### [Exercise description]
Once the pictures have been set aside, copy every remaining entry exactly.

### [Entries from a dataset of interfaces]
┄┄┄┄┄┄┄┄┄┄┄┄┄┄┄┄┄┄┄┄
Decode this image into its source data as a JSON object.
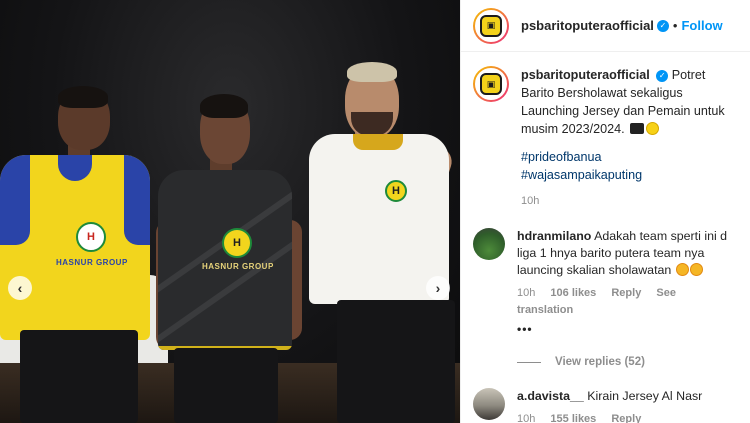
{
  "post": {
    "username": "psbaritoputeraofficial",
    "separator": "•",
    "follow_label": "Follow",
    "caption_text": "Potret Barito Bersholawat sekaligus Launching Jersey dan Pemain untuk musim 2023/2024.",
    "hashtags": [
      "#prideofbanua",
      "#wajasampaikaputing"
    ],
    "time": "10h"
  },
  "photo": {
    "sponsor_text": "HASNUR GROUP",
    "crest_letter": "H",
    "prev_icon": "‹",
    "next_icon": "›"
  },
  "comments": [
    {
      "username": "hdranmilano",
      "text": "Adakah team sperti ini d liga 1 hnya barito putera team nya launcing skalian sholawatan",
      "time": "10h",
      "likes": "106 likes",
      "reply_label": "Reply",
      "translation_label": "See translation",
      "more_label": "•••",
      "view_replies": "View replies (52)"
    },
    {
      "username": "a.davista__",
      "text": "Kirain Jersey Al Nasr",
      "time": "10h",
      "likes": "155 likes",
      "reply_label": "Reply"
    }
  ],
  "colors": {
    "accent": "#0095f6",
    "home_jersey": "#f2d51d",
    "home_jersey_trim": "#2a44a8",
    "dark_jersey": "#2a2b2d",
    "white_jersey": "#f4f3ef"
  }
}
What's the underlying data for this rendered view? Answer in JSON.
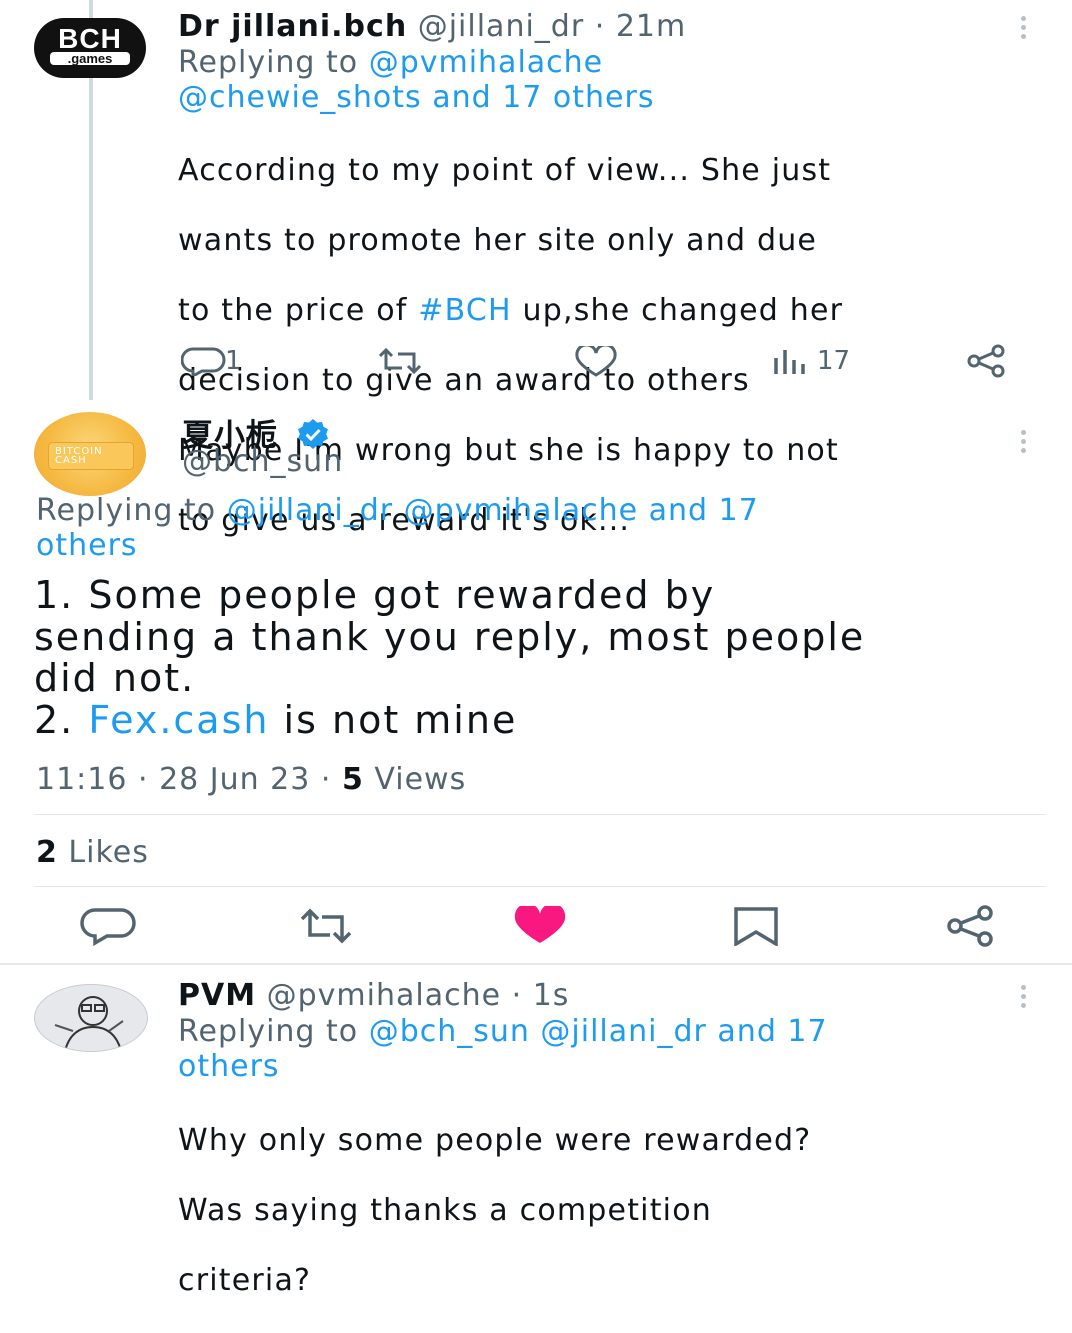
{
  "tweet1": {
    "avatar_text_main": "BCH",
    "avatar_text_sub": ".games",
    "display_name": "Dr jillani.bch",
    "handle": "@jillani_dr",
    "time": "21m",
    "replying_prefix": "Replying to",
    "replying_line1": "@pvmihalache",
    "replying_line2": "@chewie_shots and 17 others",
    "body_line1": "According to my point of view... She just",
    "body_line2": "wants to promote her site  only and due",
    "body_line3_a": "to the price of ",
    "body_line3_hashtag": "#BCH",
    "body_line3_b": " up,she changed her",
    "body_line4": "decision to give an award to others",
    "body_line5": "Maybe I'm wrong but she is happy to not",
    "body_line6": "to give us a reward it's ok...",
    "reply_count": "1",
    "views_count": "17"
  },
  "tweet2": {
    "avatar_text": "BITCOIN CASH",
    "display_name": "夏小栀",
    "handle": "@bch_sun",
    "replying_prefix": "Replying to",
    "replying_line1": "@jillani_dr @pvmihalache and 17",
    "replying_line2": "others",
    "body_line1": "1. Some people got rewarded by",
    "body_line2": "sending a thank you reply, most people",
    "body_line3": "did not.",
    "body_line4_a": "2. ",
    "body_line4_link": "Fex.cash",
    "body_line4_b": " is not mine",
    "timestamp": "11:16 · 28 Jun 23 · ",
    "views_count": "5",
    "views_label": " Views",
    "likes_count": "2",
    "likes_label": " Likes"
  },
  "tweet3": {
    "display_name": "PVM",
    "handle": "@pvmihalache",
    "time": "1s",
    "replying_prefix": "Replying to",
    "replying_line1": "@bch_sun @jillani_dr and 17",
    "replying_line2": "others",
    "body_line1": "Why only some people were rewarded?",
    "body_line2": "Was saying thanks a competition",
    "body_line3": "criteria?"
  },
  "colors": {
    "accent": "#1d9bf0",
    "like_active": "#f91880",
    "muted": "#536471",
    "verified": "#1d9bf0"
  },
  "icons": {
    "reply": "reply-icon",
    "retweet": "retweet-icon",
    "like": "heart-icon",
    "views": "views-icon",
    "share": "share-icon",
    "bookmark": "bookmark-icon",
    "more": "more-icon",
    "verified": "verified-badge-icon"
  }
}
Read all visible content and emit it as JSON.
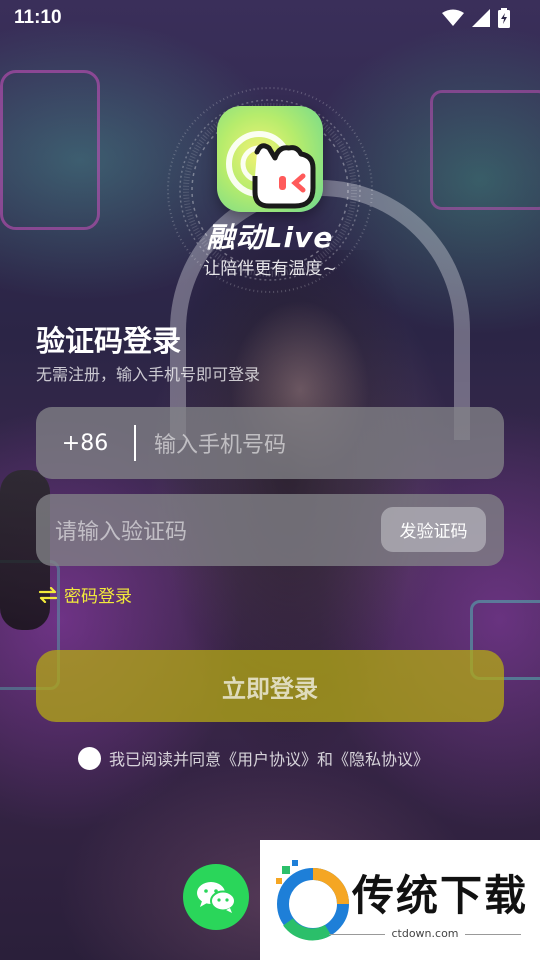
{
  "status_bar": {
    "time": "11:10"
  },
  "app": {
    "name": "融动Live",
    "slogan": "让陪伴更有温度~"
  },
  "login": {
    "title": "验证码登录",
    "subtitle": "无需注册，输入手机号即可登录",
    "country_code": "+86",
    "phone_placeholder": "输入手机号码",
    "code_placeholder": "请输入验证码",
    "send_code_label": "发验证码",
    "password_login_label": "密码登录",
    "submit_label": "立即登录",
    "agreement_text": "我已阅读并同意《用户协议》和《隐私协议》"
  },
  "watermark": {
    "brand": "传统下载",
    "site": "ctdown.com"
  },
  "colors": {
    "accent_yellow": "#f2ea3b",
    "login_button": "#b4aa14",
    "wechat_green": "#2ad65a"
  }
}
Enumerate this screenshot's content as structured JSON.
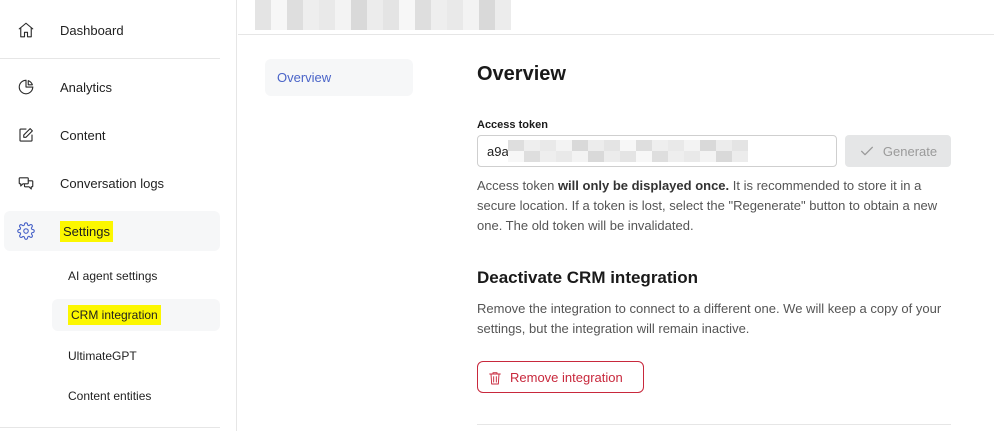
{
  "sidebar": {
    "items": [
      {
        "label": "Dashboard",
        "icon": "home-icon"
      },
      {
        "label": "Analytics",
        "icon": "pie-chart-icon"
      },
      {
        "label": "Content",
        "icon": "edit-icon"
      },
      {
        "label": "Conversation logs",
        "icon": "chat-bubbles-icon"
      },
      {
        "label": "Settings",
        "icon": "gear-icon"
      }
    ],
    "sub_items": [
      {
        "label": "AI agent settings"
      },
      {
        "label": "CRM integration"
      },
      {
        "label": "UltimateGPT"
      },
      {
        "label": "Content entities"
      }
    ],
    "highlight_color": "#fcf700",
    "accent_color": "#4a64c8"
  },
  "inner_nav": {
    "overview_label": "Overview"
  },
  "main": {
    "title": "Overview",
    "access_token": {
      "label": "Access token",
      "value_prefix": "a9a"
    },
    "generate_label": "Generate",
    "help": {
      "before": "Access token ",
      "bold": "will only be displayed once.",
      "after": " It is recommended to store it in a secure location. If a token is lost, select the \"Regenerate\" button to obtain a new one. The old token will be invalidated."
    },
    "deactivate": {
      "title": "Deactivate CRM integration",
      "description": "Remove the integration to connect to a different one. We will keep a copy of your settings, but the integration will remain inactive.",
      "remove_label": "Remove integration"
    },
    "danger_color": "#c8283c"
  }
}
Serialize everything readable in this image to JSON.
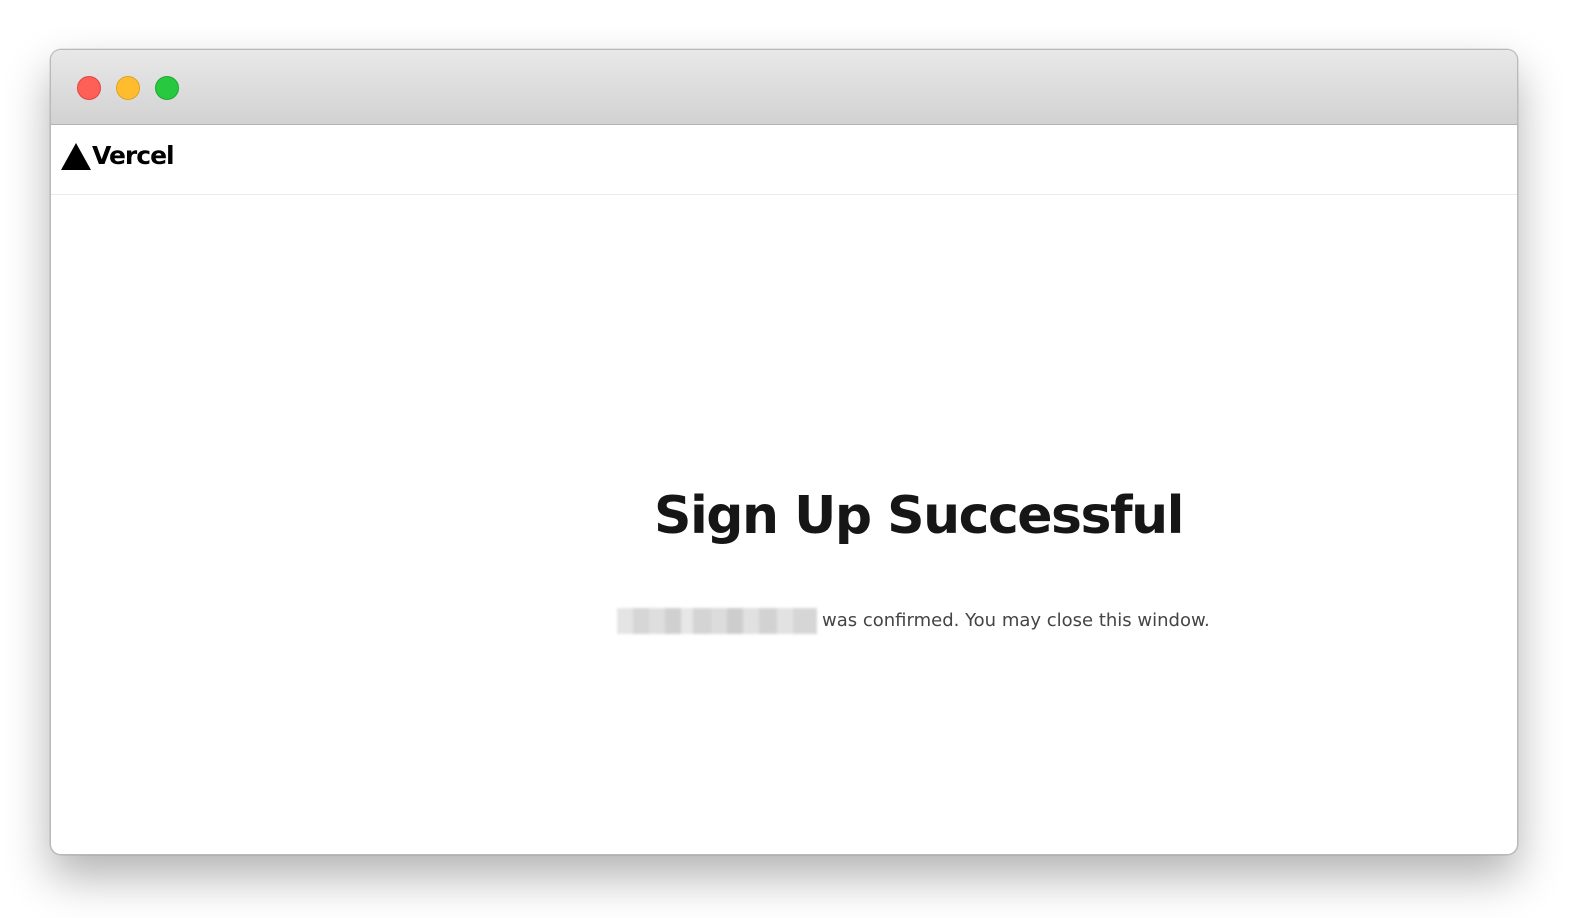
{
  "window": {
    "controls": [
      "close",
      "minimize",
      "maximize"
    ]
  },
  "navbar": {
    "logo_icon": "triangle-logo-icon",
    "brand": "Vercel"
  },
  "main": {
    "title": "Sign Up Successful",
    "message": "was confirmed. You may close this window."
  }
}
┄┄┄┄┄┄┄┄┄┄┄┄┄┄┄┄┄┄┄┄
### [Solution for this problem]
Decode this image into its source data as a JSON object.
{
  "post": {
    "username": "psbaritoputeraofficial",
    "separator": "•",
    "follow_label": "Follow",
    "caption_text": "Potret Barito Bersholawat sekaligus Launching Jersey dan Pemain untuk musim 2023/2024.",
    "hashtags": [
      "#prideofbanua",
      "#wajasampaikaputing"
    ],
    "time": "10h"
  },
  "photo": {
    "sponsor_text": "HASNUR GROUP",
    "crest_letter": "H",
    "prev_icon": "‹",
    "next_icon": "›"
  },
  "comments": [
    {
      "username": "hdranmilano",
      "text": "Adakah team sperti ini d liga 1 hnya barito putera team nya launcing skalian sholawatan",
      "time": "10h",
      "likes": "106 likes",
      "reply_label": "Reply",
      "translation_label": "See translation",
      "more_label": "•••",
      "view_replies": "View replies (52)"
    },
    {
      "username": "a.davista__",
      "text": "Kirain Jersey Al Nasr",
      "time": "10h",
      "likes": "155 likes",
      "reply_label": "Reply"
    }
  ],
  "colors": {
    "accent": "#0095f6",
    "home_jersey": "#f2d51d",
    "home_jersey_trim": "#2a44a8",
    "dark_jersey": "#2a2b2d",
    "white_jersey": "#f4f3ef"
  }
}
What's the underlying data for this rendered view? Answer in JSON.
{
  "tweet1": {
    "avatar_text_main": "BCH",
    "avatar_text_sub": ".games",
    "display_name": "Dr jillani.bch",
    "handle": "@jillani_dr",
    "time": "21m",
    "replying_prefix": "Replying to",
    "replying_line1": "@pvmihalache",
    "replying_line2": "@chewie_shots and 17 others",
    "body_line1": "According to my point of view... She just",
    "body_line2": "wants to promote her site  only and due",
    "body_line3_a": "to the price of ",
    "body_line3_hashtag": "#BCH",
    "body_line3_b": " up,she changed her",
    "body_line4": "decision to give an award to others",
    "body_line5": "Maybe I'm wrong but she is happy to not",
    "body_line6": "to give us a reward it's ok...",
    "reply_count": "1",
    "views_count": "17"
  },
  "tweet2": {
    "avatar_text": "BITCOIN CASH",
    "display_name": "夏小栀",
    "handle": "@bch_sun",
    "replying_prefix": "Replying to",
    "replying_line1": "@jillani_dr @pvmihalache and 17",
    "replying_line2": "others",
    "body_line1": "1. Some people got rewarded by",
    "body_line2": "sending a thank you reply, most people",
    "body_line3": "did not.",
    "body_line4_a": "2. ",
    "body_line4_link": "Fex.cash",
    "body_line4_b": " is not mine",
    "timestamp": "11:16 · 28 Jun 23 · ",
    "views_count": "5",
    "views_label": " Views",
    "likes_count": "2",
    "likes_label": " Likes"
  },
  "tweet3": {
    "display_name": "PVM",
    "handle": "@pvmihalache",
    "time": "1s",
    "replying_prefix": "Replying to",
    "replying_line1": "@bch_sun @jillani_dr and 17",
    "replying_line2": "others",
    "body_line1": "Why only some people were rewarded?",
    "body_line2": "Was saying thanks a competition",
    "body_line3": "criteria?"
  },
  "colors": {
    "accent": "#1d9bf0",
    "like_active": "#f91880",
    "muted": "#536471",
    "verified": "#1d9bf0"
  },
  "icons": {
    "reply": "reply-icon",
    "retweet": "retweet-icon",
    "like": "heart-icon",
    "views": "views-icon",
    "share": "share-icon",
    "bookmark": "bookmark-icon",
    "more": "more-icon",
    "verified": "verified-badge-icon"
  }
}
Read all visible content and emit it as JSON.
{
  "status_bar": {
    "time": "11:10"
  },
  "app": {
    "name": "融动Live",
    "slogan": "让陪伴更有温度~"
  },
  "login": {
    "title": "验证码登录",
    "subtitle": "无需注册，输入手机号即可登录",
    "country_code": "+86",
    "phone_placeholder": "输入手机号码",
    "code_placeholder": "请输入验证码",
    "send_code_label": "发验证码",
    "password_login_label": "密码登录",
    "submit_label": "立即登录",
    "agreement_text": "我已阅读并同意《用户协议》和《隐私协议》"
  },
  "watermark": {
    "brand": "传统下载",
    "site": "ctdown.com"
  },
  "colors": {
    "accent_yellow": "#f2ea3b",
    "login_button": "#b4aa14",
    "wechat_green": "#2ad65a"
  }
}
Enumerate this screenshot's content as structured JSON.
{
  "sidebar": {
    "items": [
      {
        "label": "Dashboard",
        "icon": "home-icon"
      },
      {
        "label": "Analytics",
        "icon": "pie-chart-icon"
      },
      {
        "label": "Content",
        "icon": "edit-icon"
      },
      {
        "label": "Conversation logs",
        "icon": "chat-bubbles-icon"
      },
      {
        "label": "Settings",
        "icon": "gear-icon"
      }
    ],
    "sub_items": [
      {
        "label": "AI agent settings"
      },
      {
        "label": "CRM integration"
      },
      {
        "label": "UltimateGPT"
      },
      {
        "label": "Content entities"
      }
    ],
    "highlight_color": "#fcf700",
    "accent_color": "#4a64c8"
  },
  "inner_nav": {
    "overview_label": "Overview"
  },
  "main": {
    "title": "Overview",
    "access_token": {
      "label": "Access token",
      "value_prefix": "a9a"
    },
    "generate_label": "Generate",
    "help": {
      "before": "Access token ",
      "bold": "will only be displayed once.",
      "after": " It is recommended to store it in a secure location. If a token is lost, select the \"Regenerate\" button to obtain a new one. The old token will be invalidated."
    },
    "deactivate": {
      "title": "Deactivate CRM integration",
      "description": "Remove the integration to connect to a different one. We will keep a copy of your settings, but the integration will remain inactive.",
      "remove_label": "Remove integration"
    },
    "danger_color": "#c8283c"
  }
}
Serialize everything readable in this image to JSON.
{
  "window": {
    "controls": [
      "close",
      "minimize",
      "maximize"
    ]
  },
  "navbar": {
    "logo_icon": "triangle-logo-icon",
    "brand": "Vercel"
  },
  "main": {
    "title": "Sign Up Successful",
    "message": "was confirmed. You may close this window."
  }
}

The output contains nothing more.